══ PROVIDED RECORDS ══

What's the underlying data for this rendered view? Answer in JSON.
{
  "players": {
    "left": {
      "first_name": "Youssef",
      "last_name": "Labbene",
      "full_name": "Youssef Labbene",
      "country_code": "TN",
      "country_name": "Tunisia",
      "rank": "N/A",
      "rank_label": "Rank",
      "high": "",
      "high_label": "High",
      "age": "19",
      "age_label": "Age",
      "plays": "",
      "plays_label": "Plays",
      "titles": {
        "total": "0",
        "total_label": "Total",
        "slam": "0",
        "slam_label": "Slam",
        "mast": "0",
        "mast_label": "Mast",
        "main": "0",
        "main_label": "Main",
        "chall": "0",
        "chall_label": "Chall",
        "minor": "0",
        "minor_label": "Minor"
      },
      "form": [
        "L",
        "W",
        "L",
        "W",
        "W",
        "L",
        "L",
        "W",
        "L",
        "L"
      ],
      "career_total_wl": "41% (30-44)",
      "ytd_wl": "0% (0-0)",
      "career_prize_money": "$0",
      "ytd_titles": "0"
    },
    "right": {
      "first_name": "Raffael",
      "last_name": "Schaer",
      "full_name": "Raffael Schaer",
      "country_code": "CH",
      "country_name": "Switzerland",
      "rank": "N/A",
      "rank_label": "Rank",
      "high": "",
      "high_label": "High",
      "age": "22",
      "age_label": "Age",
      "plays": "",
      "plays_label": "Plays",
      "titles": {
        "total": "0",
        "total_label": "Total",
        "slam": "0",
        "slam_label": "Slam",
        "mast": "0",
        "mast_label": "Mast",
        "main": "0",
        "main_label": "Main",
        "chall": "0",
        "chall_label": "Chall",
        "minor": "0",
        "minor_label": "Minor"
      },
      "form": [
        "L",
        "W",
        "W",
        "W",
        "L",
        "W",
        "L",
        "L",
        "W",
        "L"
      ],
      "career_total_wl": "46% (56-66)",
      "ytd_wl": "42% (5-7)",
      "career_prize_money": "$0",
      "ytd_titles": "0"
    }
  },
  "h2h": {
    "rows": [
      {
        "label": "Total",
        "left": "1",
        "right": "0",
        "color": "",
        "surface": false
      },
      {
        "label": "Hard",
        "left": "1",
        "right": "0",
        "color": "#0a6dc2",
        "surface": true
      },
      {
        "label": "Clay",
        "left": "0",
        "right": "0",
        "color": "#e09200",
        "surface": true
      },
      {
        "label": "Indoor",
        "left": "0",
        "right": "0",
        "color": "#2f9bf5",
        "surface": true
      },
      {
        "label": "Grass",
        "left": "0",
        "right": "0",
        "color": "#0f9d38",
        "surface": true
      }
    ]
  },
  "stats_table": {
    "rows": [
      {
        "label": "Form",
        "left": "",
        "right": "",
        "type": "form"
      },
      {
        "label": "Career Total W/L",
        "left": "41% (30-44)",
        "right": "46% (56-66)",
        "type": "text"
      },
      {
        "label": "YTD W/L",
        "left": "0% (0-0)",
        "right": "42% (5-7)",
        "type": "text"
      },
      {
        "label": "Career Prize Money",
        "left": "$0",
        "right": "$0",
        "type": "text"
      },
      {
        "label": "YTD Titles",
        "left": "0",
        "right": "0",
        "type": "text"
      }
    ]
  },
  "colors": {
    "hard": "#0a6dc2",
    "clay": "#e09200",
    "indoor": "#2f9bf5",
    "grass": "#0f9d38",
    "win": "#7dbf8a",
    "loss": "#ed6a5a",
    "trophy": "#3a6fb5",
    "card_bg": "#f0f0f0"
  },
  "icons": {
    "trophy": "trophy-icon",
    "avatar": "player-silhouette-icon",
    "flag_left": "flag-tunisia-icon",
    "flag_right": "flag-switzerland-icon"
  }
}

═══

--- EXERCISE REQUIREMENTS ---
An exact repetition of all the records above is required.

--- RESULT OF THE TASK ---
What's the underlying data for this rendered view? Answer in JSON.
{
  "players": {
    "left": {
      "first_name": "Youssef",
      "last_name": "Labbene",
      "full_name": "Youssef Labbene",
      "country_code": "TN",
      "country_name": "Tunisia",
      "rank": "N/A",
      "rank_label": "Rank",
      "high": "",
      "high_label": "High",
      "age": "19",
      "age_label": "Age",
      "plays": "",
      "plays_label": "Plays",
      "titles": {
        "total": "0",
        "total_label": "Total",
        "slam": "0",
        "slam_label": "Slam",
        "mast": "0",
        "mast_label": "Mast",
        "main": "0",
        "main_label": "Main",
        "chall": "0",
        "chall_label": "Chall",
        "minor": "0",
        "minor_label": "Minor"
      },
      "form": [
        "L",
        "W",
        "L",
        "W",
        "W",
        "L",
        "L",
        "W",
        "L",
        "L"
      ],
      "career_total_wl": "41% (30-44)",
      "ytd_wl": "0% (0-0)",
      "career_prize_money": "$0",
      "ytd_titles": "0"
    },
    "right": {
      "first_name": "Raffael",
      "last_name": "Schaer",
      "full_name": "Raffael Schaer",
      "country_code": "CH",
      "country_name": "Switzerland",
      "rank": "N/A",
      "rank_label": "Rank",
      "high": "",
      "high_label": "High",
      "age": "22",
      "age_label": "Age",
      "plays": "",
      "plays_label": "Plays",
      "titles": {
        "total": "0",
        "total_label": "Total",
        "slam": "0",
        "slam_label": "Slam",
        "mast": "0",
        "mast_label": "Mast",
        "main": "0",
        "main_label": "Main",
        "chall": "0",
        "chall_label": "Chall",
        "minor": "0",
        "minor_label": "Minor"
      },
      "form": [
        "L",
        "W",
        "W",
        "W",
        "L",
        "W",
        "L",
        "L",
        "W",
        "L"
      ],
      "career_total_wl": "46% (56-66)",
      "ytd_wl": "42% (5-7)",
      "career_prize_money": "$0",
      "ytd_titles": "0"
    }
  },
  "h2h": {
    "rows": [
      {
        "label": "Total",
        "left": "1",
        "right": "0",
        "color": "",
        "surface": false
      },
      {
        "label": "Hard",
        "left": "1",
        "right": "0",
        "color": "#0a6dc2",
        "surface": true
      },
      {
        "label": "Clay",
        "left": "0",
        "right": "0",
        "color": "#e09200",
        "surface": true
      },
      {
        "label": "Indoor",
        "left": "0",
        "right": "0",
        "color": "#2f9bf5",
        "surface": true
      },
      {
        "label": "Grass",
        "left": "0",
        "right": "0",
        "color": "#0f9d38",
        "surface": true
      }
    ]
  },
  "stats_table": {
    "rows": [
      {
        "label": "Form",
        "left": "",
        "right": "",
        "type": "form"
      },
      {
        "label": "Career Total W/L",
        "left": "41% (30-44)",
        "right": "46% (56-66)",
        "type": "text"
      },
      {
        "label": "YTD W/L",
        "left": "0% (0-0)",
        "right": "42% (5-7)",
        "type": "text"
      },
      {
        "label": "Career Prize Money",
        "left": "$0",
        "right": "$0",
        "type": "text"
      },
      {
        "label": "YTD Titles",
        "left": "0",
        "right": "0",
        "type": "text"
      }
    ]
  },
  "colors": {
    "hard": "#0a6dc2",
    "clay": "#e09200",
    "indoor": "#2f9bf5",
    "grass": "#0f9d38",
    "win": "#7dbf8a",
    "loss": "#ed6a5a",
    "trophy": "#3a6fb5",
    "card_bg": "#f0f0f0"
  },
  "icons": {
    "trophy": "trophy-icon",
    "avatar": "player-silhouette-icon",
    "flag_left": "flag-tunisia-icon",
    "flag_right": "flag-switzerland-icon"
  }
}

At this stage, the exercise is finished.